There’s booming demand for one of the product categories Tesla makes that gets far less focus than its cars. Residential-energy storage has been surging in the U.S., with more capacity installed in the second quarter than in all of last year. Tesla sells its Powerwall to homeowners.
Tesla is among the automakers staying ahead of the trend. While McKinsey projects that battery pack prices will be below $190/kWh by the end of the decade, Tesla claims to be below $190/kWh since early 2016.
That’s how the automaker manages to achieve close to 30% gross margin on its flagship electric sedan, the Model S.
This is the first big project from Tesla and SolarCity since the acquisition. Both companies believe this station is the biggest combination solar panel and storage facility in the world. With approximately 55,000 solar cells spread over about 45 acres, it’ll be tough to find anything larger.

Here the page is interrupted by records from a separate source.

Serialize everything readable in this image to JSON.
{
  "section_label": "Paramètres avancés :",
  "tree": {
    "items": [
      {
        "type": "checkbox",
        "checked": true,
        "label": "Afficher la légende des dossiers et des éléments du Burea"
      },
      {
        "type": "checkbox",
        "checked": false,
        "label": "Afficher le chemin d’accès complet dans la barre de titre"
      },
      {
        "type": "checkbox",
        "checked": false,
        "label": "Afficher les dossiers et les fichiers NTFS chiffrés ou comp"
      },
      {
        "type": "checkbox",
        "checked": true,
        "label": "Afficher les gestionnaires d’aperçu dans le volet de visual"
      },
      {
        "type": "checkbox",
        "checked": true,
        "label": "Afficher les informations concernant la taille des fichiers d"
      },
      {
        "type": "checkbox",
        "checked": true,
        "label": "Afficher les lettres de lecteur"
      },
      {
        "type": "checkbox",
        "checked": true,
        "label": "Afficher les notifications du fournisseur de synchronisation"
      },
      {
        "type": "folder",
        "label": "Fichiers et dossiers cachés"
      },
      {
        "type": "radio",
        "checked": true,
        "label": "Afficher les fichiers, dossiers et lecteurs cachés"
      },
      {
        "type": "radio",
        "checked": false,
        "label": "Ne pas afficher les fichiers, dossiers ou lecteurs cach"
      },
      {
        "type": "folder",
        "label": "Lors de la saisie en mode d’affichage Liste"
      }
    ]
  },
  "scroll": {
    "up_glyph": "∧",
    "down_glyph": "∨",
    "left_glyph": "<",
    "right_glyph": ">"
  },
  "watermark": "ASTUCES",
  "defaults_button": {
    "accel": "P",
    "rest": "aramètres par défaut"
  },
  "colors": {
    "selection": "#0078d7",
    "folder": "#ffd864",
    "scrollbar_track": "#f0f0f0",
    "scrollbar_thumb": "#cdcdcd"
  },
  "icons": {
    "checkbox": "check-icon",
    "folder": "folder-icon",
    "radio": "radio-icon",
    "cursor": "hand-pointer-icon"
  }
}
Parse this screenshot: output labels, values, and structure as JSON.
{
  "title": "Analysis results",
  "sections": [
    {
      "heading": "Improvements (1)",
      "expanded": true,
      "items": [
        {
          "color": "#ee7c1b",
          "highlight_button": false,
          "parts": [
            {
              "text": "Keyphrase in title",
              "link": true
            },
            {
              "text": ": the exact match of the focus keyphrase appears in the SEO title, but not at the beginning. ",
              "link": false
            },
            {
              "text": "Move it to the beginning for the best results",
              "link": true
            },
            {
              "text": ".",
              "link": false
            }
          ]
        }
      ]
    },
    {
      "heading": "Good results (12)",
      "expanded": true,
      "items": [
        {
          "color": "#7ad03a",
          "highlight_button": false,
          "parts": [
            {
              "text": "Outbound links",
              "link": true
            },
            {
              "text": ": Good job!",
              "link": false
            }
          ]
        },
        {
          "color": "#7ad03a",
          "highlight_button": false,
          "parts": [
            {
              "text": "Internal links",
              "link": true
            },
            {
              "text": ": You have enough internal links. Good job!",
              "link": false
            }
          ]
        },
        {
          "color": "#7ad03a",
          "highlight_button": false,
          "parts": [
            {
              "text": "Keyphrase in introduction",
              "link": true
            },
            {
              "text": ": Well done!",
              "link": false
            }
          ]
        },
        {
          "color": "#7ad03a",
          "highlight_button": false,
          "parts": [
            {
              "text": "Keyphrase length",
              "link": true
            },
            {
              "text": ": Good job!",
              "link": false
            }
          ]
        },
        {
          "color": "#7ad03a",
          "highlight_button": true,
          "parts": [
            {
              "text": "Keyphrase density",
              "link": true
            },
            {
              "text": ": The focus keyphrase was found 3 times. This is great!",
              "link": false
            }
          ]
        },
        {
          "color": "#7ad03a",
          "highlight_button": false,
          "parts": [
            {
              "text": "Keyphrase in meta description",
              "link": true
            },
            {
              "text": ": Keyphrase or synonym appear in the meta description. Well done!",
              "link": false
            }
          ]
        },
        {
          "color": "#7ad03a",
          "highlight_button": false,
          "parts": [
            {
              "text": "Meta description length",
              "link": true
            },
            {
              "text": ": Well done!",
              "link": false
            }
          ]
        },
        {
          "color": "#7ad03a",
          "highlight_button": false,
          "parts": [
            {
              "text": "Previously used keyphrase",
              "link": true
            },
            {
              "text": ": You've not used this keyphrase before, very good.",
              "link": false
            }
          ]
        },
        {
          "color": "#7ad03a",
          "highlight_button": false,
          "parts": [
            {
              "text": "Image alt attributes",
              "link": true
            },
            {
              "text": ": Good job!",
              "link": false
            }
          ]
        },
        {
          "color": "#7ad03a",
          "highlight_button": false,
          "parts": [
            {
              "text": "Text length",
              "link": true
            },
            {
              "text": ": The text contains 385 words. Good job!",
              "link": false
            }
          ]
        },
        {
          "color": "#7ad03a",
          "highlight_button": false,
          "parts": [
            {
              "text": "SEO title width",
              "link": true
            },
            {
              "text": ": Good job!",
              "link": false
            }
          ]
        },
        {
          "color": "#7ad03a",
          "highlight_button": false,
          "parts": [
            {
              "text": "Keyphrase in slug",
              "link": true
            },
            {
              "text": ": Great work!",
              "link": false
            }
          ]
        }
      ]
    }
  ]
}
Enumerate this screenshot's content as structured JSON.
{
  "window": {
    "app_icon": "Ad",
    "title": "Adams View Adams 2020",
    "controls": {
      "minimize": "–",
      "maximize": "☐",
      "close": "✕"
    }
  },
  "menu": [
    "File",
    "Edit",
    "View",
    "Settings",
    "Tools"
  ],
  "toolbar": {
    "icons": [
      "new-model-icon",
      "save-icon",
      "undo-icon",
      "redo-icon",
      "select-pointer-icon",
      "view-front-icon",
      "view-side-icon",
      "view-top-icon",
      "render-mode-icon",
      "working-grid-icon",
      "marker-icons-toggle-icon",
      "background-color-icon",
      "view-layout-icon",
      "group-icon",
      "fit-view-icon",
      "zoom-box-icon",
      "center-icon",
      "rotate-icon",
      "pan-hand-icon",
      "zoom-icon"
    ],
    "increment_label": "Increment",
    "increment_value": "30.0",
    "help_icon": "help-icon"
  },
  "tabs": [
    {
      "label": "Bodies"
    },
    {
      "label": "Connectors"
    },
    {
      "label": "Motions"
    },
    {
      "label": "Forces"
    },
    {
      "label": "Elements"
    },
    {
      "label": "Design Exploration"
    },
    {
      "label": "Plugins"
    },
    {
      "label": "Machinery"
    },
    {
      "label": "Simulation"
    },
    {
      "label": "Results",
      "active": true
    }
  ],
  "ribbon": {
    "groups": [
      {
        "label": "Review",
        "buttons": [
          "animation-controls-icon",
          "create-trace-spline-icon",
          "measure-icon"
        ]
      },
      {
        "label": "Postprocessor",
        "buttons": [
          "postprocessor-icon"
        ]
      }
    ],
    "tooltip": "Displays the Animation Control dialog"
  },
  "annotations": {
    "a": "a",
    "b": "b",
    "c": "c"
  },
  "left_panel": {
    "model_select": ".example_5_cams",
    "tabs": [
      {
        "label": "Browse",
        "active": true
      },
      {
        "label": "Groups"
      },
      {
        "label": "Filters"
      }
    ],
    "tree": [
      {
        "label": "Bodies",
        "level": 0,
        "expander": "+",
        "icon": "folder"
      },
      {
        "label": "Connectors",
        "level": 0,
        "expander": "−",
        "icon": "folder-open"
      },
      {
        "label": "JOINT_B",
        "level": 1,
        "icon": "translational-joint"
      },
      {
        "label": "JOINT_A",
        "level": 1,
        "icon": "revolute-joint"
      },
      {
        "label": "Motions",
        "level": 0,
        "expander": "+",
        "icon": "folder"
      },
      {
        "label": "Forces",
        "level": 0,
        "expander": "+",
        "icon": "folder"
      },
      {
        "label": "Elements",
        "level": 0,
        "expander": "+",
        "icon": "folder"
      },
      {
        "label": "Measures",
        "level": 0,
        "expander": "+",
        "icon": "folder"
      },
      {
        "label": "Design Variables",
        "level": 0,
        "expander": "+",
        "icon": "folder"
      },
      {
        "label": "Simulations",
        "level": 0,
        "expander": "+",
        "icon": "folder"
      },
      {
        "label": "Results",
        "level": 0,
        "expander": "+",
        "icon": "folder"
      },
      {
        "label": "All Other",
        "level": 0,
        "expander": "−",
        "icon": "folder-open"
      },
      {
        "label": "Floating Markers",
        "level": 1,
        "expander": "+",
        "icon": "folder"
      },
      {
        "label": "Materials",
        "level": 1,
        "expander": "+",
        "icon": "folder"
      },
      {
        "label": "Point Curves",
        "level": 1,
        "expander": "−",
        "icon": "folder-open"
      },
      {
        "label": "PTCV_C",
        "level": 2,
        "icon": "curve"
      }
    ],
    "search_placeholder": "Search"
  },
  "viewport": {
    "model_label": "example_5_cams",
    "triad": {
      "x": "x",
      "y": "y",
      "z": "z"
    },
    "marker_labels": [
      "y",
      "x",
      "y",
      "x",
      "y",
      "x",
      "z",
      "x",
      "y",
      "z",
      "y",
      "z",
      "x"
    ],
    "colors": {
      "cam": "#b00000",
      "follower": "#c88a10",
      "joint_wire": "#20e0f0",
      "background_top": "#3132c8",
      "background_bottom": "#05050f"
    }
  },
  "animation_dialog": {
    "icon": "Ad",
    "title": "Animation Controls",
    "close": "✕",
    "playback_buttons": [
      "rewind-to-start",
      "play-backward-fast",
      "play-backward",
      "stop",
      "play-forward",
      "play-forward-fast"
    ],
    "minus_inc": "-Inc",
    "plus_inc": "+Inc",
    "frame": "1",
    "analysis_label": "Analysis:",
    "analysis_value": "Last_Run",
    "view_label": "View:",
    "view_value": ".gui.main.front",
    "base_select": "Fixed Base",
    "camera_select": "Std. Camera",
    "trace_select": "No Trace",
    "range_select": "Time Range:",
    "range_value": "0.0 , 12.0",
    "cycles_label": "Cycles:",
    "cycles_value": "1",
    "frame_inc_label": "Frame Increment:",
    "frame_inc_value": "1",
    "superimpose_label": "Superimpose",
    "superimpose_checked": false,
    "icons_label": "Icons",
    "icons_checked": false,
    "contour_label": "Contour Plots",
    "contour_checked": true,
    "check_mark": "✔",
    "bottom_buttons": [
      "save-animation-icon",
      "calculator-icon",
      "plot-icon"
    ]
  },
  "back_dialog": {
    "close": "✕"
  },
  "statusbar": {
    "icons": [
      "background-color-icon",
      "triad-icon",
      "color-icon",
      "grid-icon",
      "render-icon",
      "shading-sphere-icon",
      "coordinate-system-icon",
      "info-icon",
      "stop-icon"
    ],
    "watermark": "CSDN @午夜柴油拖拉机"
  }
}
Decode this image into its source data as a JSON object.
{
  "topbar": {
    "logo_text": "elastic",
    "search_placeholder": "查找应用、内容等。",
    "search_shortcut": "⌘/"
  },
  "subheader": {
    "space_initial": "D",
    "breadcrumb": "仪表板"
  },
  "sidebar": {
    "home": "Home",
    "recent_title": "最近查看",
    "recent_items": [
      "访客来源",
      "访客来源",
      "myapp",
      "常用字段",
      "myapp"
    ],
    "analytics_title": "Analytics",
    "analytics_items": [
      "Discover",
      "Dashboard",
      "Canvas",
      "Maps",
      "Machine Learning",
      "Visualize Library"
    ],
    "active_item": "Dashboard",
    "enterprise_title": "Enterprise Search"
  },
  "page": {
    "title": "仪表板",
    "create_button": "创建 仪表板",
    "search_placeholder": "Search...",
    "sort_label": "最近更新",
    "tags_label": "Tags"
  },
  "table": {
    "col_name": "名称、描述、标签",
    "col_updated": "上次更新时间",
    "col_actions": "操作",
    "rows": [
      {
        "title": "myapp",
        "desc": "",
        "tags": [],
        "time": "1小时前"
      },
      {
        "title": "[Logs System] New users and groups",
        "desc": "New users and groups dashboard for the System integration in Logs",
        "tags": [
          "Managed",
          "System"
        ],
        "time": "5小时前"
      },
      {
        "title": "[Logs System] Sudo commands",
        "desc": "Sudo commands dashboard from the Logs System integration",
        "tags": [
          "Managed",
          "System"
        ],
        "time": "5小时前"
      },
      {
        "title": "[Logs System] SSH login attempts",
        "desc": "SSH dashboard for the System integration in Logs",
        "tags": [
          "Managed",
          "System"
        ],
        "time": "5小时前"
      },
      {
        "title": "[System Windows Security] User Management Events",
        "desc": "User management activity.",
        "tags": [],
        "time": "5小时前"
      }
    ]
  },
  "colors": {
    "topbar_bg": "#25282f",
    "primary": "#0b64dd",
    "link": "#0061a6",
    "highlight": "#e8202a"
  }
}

But prices for lithium-ion batteries have fallen fast—by almost half just since 2014. Electric cars are largely responsible, increasing demand and requiring a new scale of manufacturing for the same battery cells used in grid storage. California is mandating that its utilities begin testing batteries by adding more than 1.32 gigawatts by 2020. For context, consider this: In 2016, the global market for storage was less than a gigawatt.
At the utility scale, it may actually be even more disruptive. Tesla appears to be selling the utility scale models at < $250 / kwh. Multiple utility studies suggest that such a price should replace natural gas peakers and drive gigantic grid-level deployments.
Tentative Conclusion: The battery is right on the verge of being cost effective to buy across most of the US for day/night arbitrage. And it’s even more valuable if outages come at a high economic cost.
All of the calculations are for energy, not power. In other words, you might produce 2400 MWh per day, but that doesn’t mean you’ll always have 100 MW available at any given instant. Sometimes you’ll generate more, other times less. Obviously there will be no solar production at night and less wind production on calm days. To be fully off-grid, Tesla will need some form of storage. As I surmised in a previous article, Tesla is probably shooting for more than the EV market; it seems logical for them to be looking into grid-level storage as well. What better way to showcase that than to include Li-ion batteries for on-site storage?
So far, SolidEnergy has made small, hand-built battery cells, similar to what you would find in a cell phone, using equipment and experts at an A123 Systems lab near Boston. (A123 Systems went bankrupt last year, and was acquired by the Chinese company Wanxiang.) These experimental cells store 30 percent more energy than conventional lithium-ion batteries, but the company calculates that the approach could eventually lead to a 40 percent improvement.
When the researchers tested the coated material they found that it had chemically stabilized the silicon surface. When they used it to make supercapacitors, they found that the graphene coating improved energy densities by over two orders of magnitude compared to those made from uncoated porous silicon and significantly better than commercial supercapacitors.
The resulting material displays all the electrical properties associated with a capacitor, meaning that it can charge and discharge its full capacity almost instantly. But it has a storage density that’s right at the low-end of the range seen in lead-acid batteries. It’s also stable over multiple charge/discharge cycles and holds on to 90 percent of its capacity even after being charged for 300 hours straight.
Current phones generally use only one antenna taking one stream of data at a time. LTE Advanced devices will also need more energy storage to do the necessary onboard computation. Without new breakthroughs in batteries or reductions in power consumption by other means (see “Efficiency Breakthrough Promises Smartphones that use Half the Power”), phones will simply get larger.
via For superfast 4G LTE Advanced smartphone and tablet connections, AT&T, Verizon, Sprint, T-Mobile plan new network tests, and rollouts use chipsets from Qualcomm and others | MIT Technology Review.
Will ubiquitous mobile data bring down its cost for low bandwidth users? We shall see.